A man arrested for robbing an Ashland bank Wednesday was back on the street Thursday — the second time he was released from the jail in a week.

David Dean Johnson, 41, described in jail records as an Ashland transient, allegedly robbed the Wells Fargo of $2,770 at about 11:25 a.m. Wednesday and was arrested six hours later. On Thursday just before noon, he was released from the Jackson County Jail because of overcrowding, records show.

The Friday before, Ashland police had arrested Johnson on warrants for failing to appear in November on charges of disorderly conduct and resisting arrest. He'd been in jail for just under eight hours before being released because of overcrowding, according to jail records.

Ashland police Chief Tighe O'Meara said the Jackson County Sheriff's Office, which oversees the jail, does a good job with the resources it has, but the lack of bed space can be frustrating. 

"It's frustrating that someone can rob a bank and be out the next day, but I don't fault the sheriff's department," O'Meara said. "We need a bigger jail, that's what we need."

Jackson County Sheriff Nathan Sickler said that barring any unforeseen circumstances, the basement level of the jail will reopen April 24, bringing back 62 beds removed in November 2015 because of staffing concerns.

Staffing levels are at full capacity, and training is nearly complete, according to Sickler. Once the basement is reopened, Sickler said he plans to sit down with partner agencies to explore ideas for a new jail facility.

"I don't think anybody believes we'll be able to move into the future with our current jail," Sickler said. 

Johnson was released on his own recognizance with orders to appear in court April 18 on felony charges of third-degree robbery and first-degree theft related to Wednesday's robbery.

According to Corrections Sgt. Josh Aldrich with the Jackson County Sheriff's Department, Johnson was released because his risk to the community was determined to be relatively low. Johnson has been booked three times since November.

Johnson was booked on a charge of third-degree robbery, the least severe robbery charge, and no weapon was used in the crime, according to O'Meara.

"They don't look like arrests that were super severe," Aldrich said. "Given his current charge, he was one of the lower guys on our list."

Staff at the Wells Fargo branch couldn't comment on the robbery, though a receptionist reacted with a shocked, "Oh, my!" Friday upon hearing news that the suspect already was out of jail.

Wells Fargo spokesman Tom Unger wouldn't speak on specifics about Wednesday's robbery, but he said that robberies are disruptive.

"After a robbery takes place, we immediately call police and then we shut the branch down," allowing time for detectives and investigators to interview witnesses while technicians perform forensic tests, Unger said.

The investigation process typically takes a couple hours, but depending on severity can close the branch for the day, Unger said.
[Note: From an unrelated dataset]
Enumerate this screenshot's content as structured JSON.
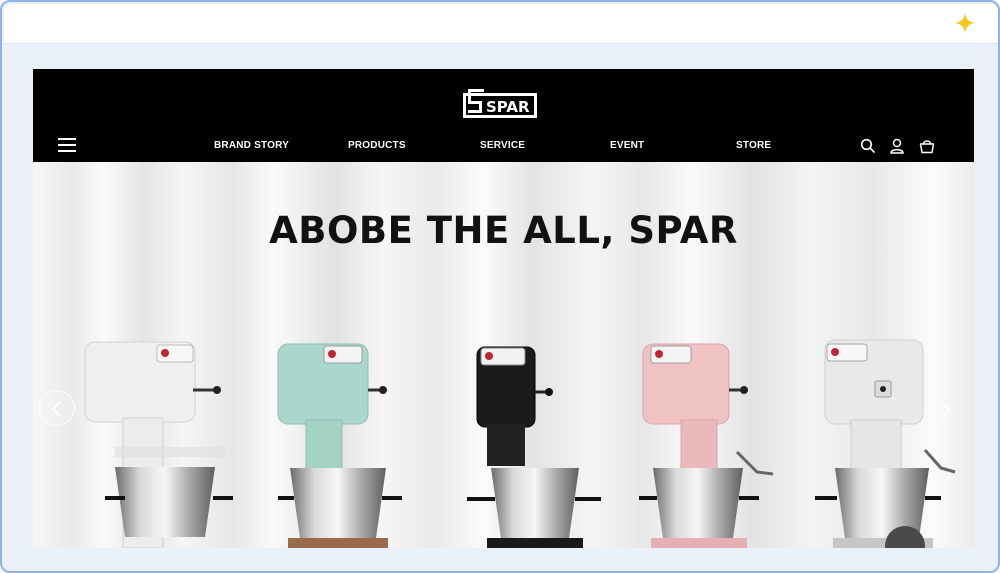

A robbery also can take a toll on staff, who sometimes need counseling afterward.

"Sometimes these situations can escalate," Unger said. "Thankfully, no one was hurt this week in Ashland and we can move on."
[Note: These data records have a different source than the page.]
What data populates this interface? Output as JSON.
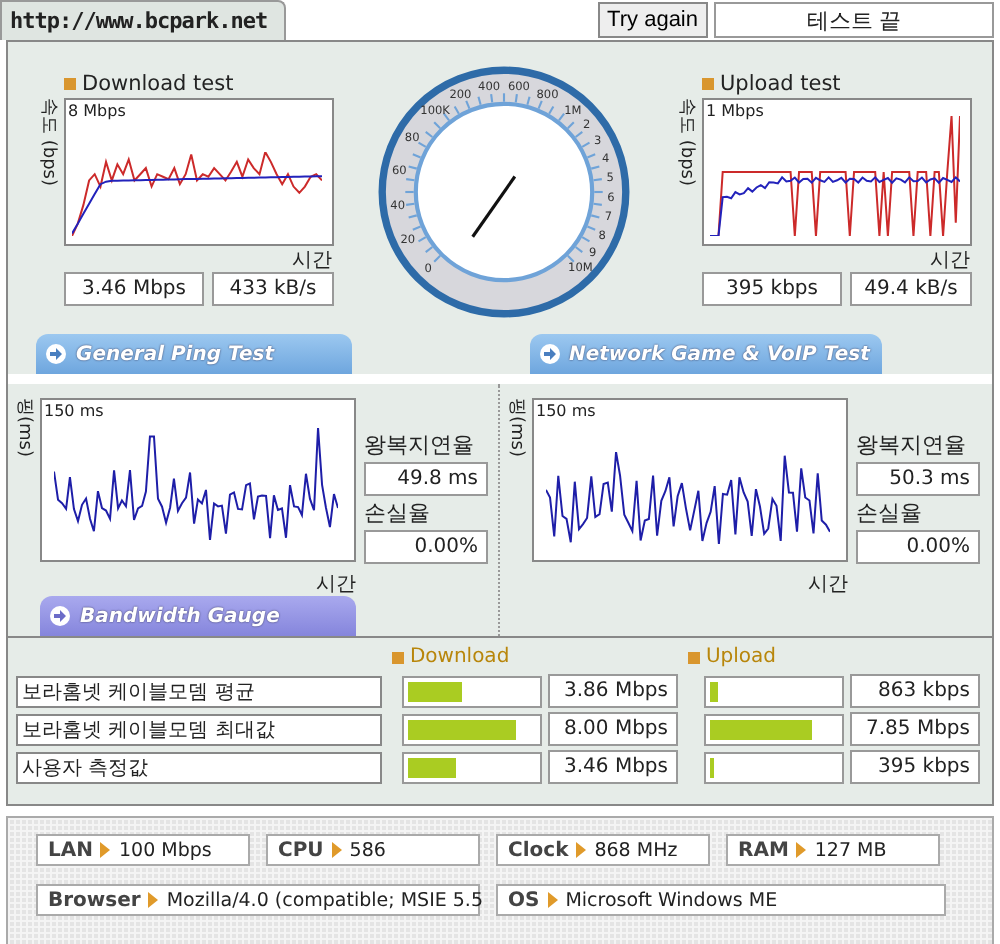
{
  "header": {
    "site_tab": "http://www.bcpark.net",
    "retry_button": "Try again",
    "status": "테스트 끝"
  },
  "speed_tests": [
    {
      "title": "Download test",
      "y_label": "속도 (bps)",
      "scale": "8 Mbps",
      "x_label": "시간",
      "readings": [
        "3.46 Mbps",
        "433 kB/s"
      ]
    },
    {
      "title": "Upload test",
      "y_label": "속도 (bps)",
      "scale": "1 Mbps",
      "x_label": "시간",
      "readings": [
        "395 kbps",
        "49.4 kB/s"
      ]
    }
  ],
  "gauge": {
    "labels": [
      "0",
      "20",
      "40",
      "60",
      "80",
      "100K",
      "200",
      "400",
      "600",
      "800",
      "1M",
      "2",
      "3",
      "4",
      "5",
      "6",
      "7",
      "8",
      "9",
      "10M"
    ]
  },
  "ping_tests": [
    {
      "tab": "General Ping Test",
      "y_label": "핑(ms)",
      "scale": "150 ms",
      "x_label": "시간",
      "latency_label": "왕복지연율",
      "latency": "49.8 ms",
      "loss_label": "손실율",
      "loss": "0.00%"
    },
    {
      "tab": "Network Game & VoIP Test",
      "y_label": "핑(ms)",
      "scale": "150 ms",
      "x_label": "시간",
      "latency_label": "왕복지연율",
      "latency": "50.3 ms",
      "loss_label": "손실율",
      "loss": "0.00%"
    }
  ],
  "bandwidth": {
    "tab": "Bandwidth Gauge",
    "download_label": "Download",
    "upload_label": "Upload",
    "rows": [
      {
        "name": "보라홈넷 케이블모뎀 평균",
        "download": {
          "level": 0.42,
          "value": "3.86 Mbps"
        },
        "upload": {
          "level": 0.07,
          "value": "863 kbps"
        }
      },
      {
        "name": "보라홈넷 케이블모뎀 최대값",
        "download": {
          "level": 0.84,
          "value": "8.00 Mbps"
        },
        "upload": {
          "level": 0.8,
          "value": "7.85 Mbps"
        }
      },
      {
        "name": "사용자 측정값",
        "download": {
          "level": 0.37,
          "value": "3.46 Mbps"
        },
        "upload": {
          "level": 0.03,
          "value": "395 kbps"
        }
      }
    ]
  },
  "system_info": [
    [
      {
        "label": "LAN",
        "value": "100 Mbps"
      },
      {
        "label": "CPU",
        "value": "586"
      },
      {
        "label": "Clock",
        "value": "868 MHz"
      },
      {
        "label": "RAM",
        "value": "127 MB"
      }
    ],
    [
      {
        "label": "Browser",
        "value": "Mozilla/4.0 (compatible; MSIE 5.5"
      },
      {
        "label": "OS",
        "value": "Microsoft Windows ME"
      }
    ]
  ]
}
The last bank robbery in Ashland was in June 2012, according to Ashland police Deputy Chief Warren Hensman.

In Wednesday's incident, Johnson allegedly presented a note to a teller warning her not to give him any "die" packs with the money, demanded cash from the neighboring teller, then fled on foot toward the Plaza with $2,770, according to O'Meara. Dye packs are a security measure that can be remotely triggered to spray red dye over the cash.

On Wednesday, Ashland police worked swiftly to apprehend Johnson. He was captured at the Cedarwood Inn about six hours after the robbery.

A police sergeant who'd had prior contact with Johnson recognized him on the bank surveillance footage, O'Meara said. He declined to say how they tracked Johnson to the motel.

"From there, it was good old-fashioned police work," O'Meara said.

While Jackson County Jail records list Johnson as a transient, Circuit Court records list a Portland address for him.

Court records show Johnson had a prior misdemeanor charge of resisting arrest in Jackson County. He was convicted of unauthorized use of a motor vehicle in 2003. His most recent conviction was in Clackamas County, where he was convicted of felony first-degree theft and identity theft in 2013.

— Reach reporter Nick Morgan at 541-776-4471 or nmorgan@mailtribune.com. Follow him on Twitter at @MTCrimeBeat.